Hurricane, floods cripple Texas ports, freight networks

Hurricane, floods cripple Texas ports, freight networks

The National Weather Service said of Hurricane Harvey: "This event is unprecedented and all impacts are unknown."

Floods ravaging Houston and surrounding Texas counties have interrupted freight transportation in the fourth-largest US metropolitan area and caused damage and disruption that will affect logistics for weeks or even longer.

Most of the area’s main highways are impassible at key intersections, and are expected to remain that way for days. Nearly 30 inches of rain have been reported in some parts of Houston, and the National Weather Service said the total through Friday could reach 50 inches.

Hurricane Harvey and its aftermath have interrupted truck, rail, sea, and air transport, as well as activity at warehouses and refineries and petrochemical plants such as ExxonMobil and ChevronPhillips facilities near the Houston Ship Channel.

Truck spot rates in the region are expected to spike, and freight backlogs will delay deliveries once the floods recede. Logistics operators said a return to normal activity will be slowed by the need for inspection and repairs, and by workers’ transportation difficulties and need to tend to flooded homes. State officials have urged non-essential personnel to stay off the roads until emergency operations end.

Freight operations started shutting down in coastal areas of central and south Texas last Friday in advance of the storm, which landed at Port Aransas, near Corpus Christi. The Category 4 hurricane hit land with sustained winds of 130 miles per hour, but weakened into a slow-moving tropical storm that continues to dump rain on the area.

With severe weather forecast to continue through Thursday and rescue operations still under way, few details are available on damage to warehouses and inland depots. Port Houston facilities apparently had minimal damage, but access to them remains limited by flooded roadways.

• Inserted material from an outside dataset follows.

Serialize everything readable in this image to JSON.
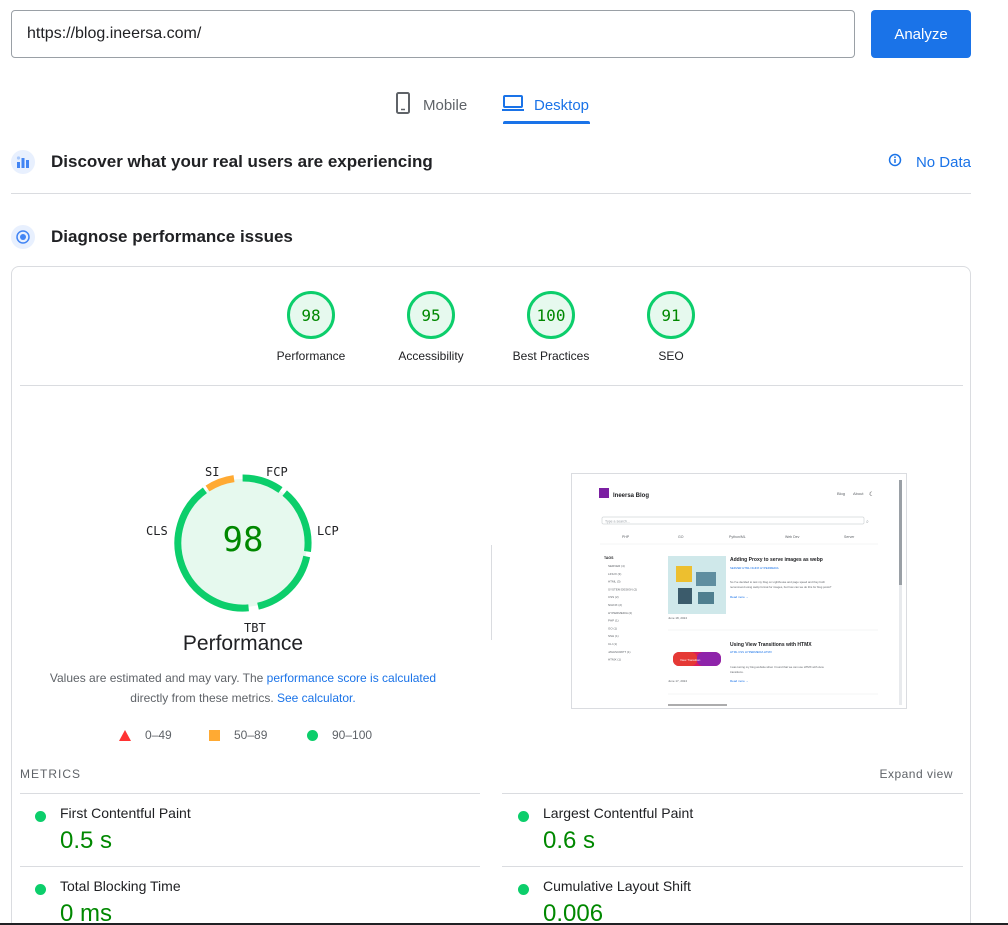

The US Coast Guard said the vessel traffic at the ports of Houston, Galveston, Texas City, Freeport, and Corpus Christi will reopen when channels are deemed safe. The Port of Brownsville, south of the storm zone, reopened Saturday morning.

Port Houston terminals halted work at mid-day Friday and will remain closed Monday. "We will continue to monitor the developing weather conditions to determine whether operations can safely resume on Tuesday," port spokeswoman Lisa Ashley said.

At Corpus Christi, the closest port to the hurricane’s landfall, port officials said an initial survey showed light to medium damage, and that work was under way to restore power to terminals.

The Port of Galveston escaped serious damage, but four cruise ships that were scheduled to dock at the port were diverted to other ports.

Port Freeport’s channel lost five to seven feet of draft, according to the local pilots’ association, the Houston Chronicle reported. Maintenance dredging will be required to restore the channel to its 45-foot depth.

The three Class I railroads serving the Houston area — BNSF, Union Pacific, and Kansas City Southern — said service to the Houston area would be disrupted for several days.

BNSF said its Houston intermodal automotive terminals at Pearland, just south of Houston, were open but that flooded roads prevent access and that train loading and unloading have been suspended. BNSF said it is rerouting some traffic and that customers should expect continued shipment delays.

Union Pacific has canceled trains to the area through at least Monday and embargoed shipments, and said switching in Houston and surrounding areas would remain suspended for at least another 48 to 72 hours.

Kansas City Southern suspended service between Houston and Laredo and embargoed cross-border traffic via Laredo and Brownsville/Matamoros, and from connecting carriers to specific areas affected by the storm.

Houston’s two major airports, Bush Intercontinental and Hobby, were closed indefinitely because of of flooding on nearby roads. At Hobby, on the city’s south side, access roads were reported Sunday to be submerged in four feet of water.

Contact Joseph Bonney at and follow him on Twitter:@josephbonney.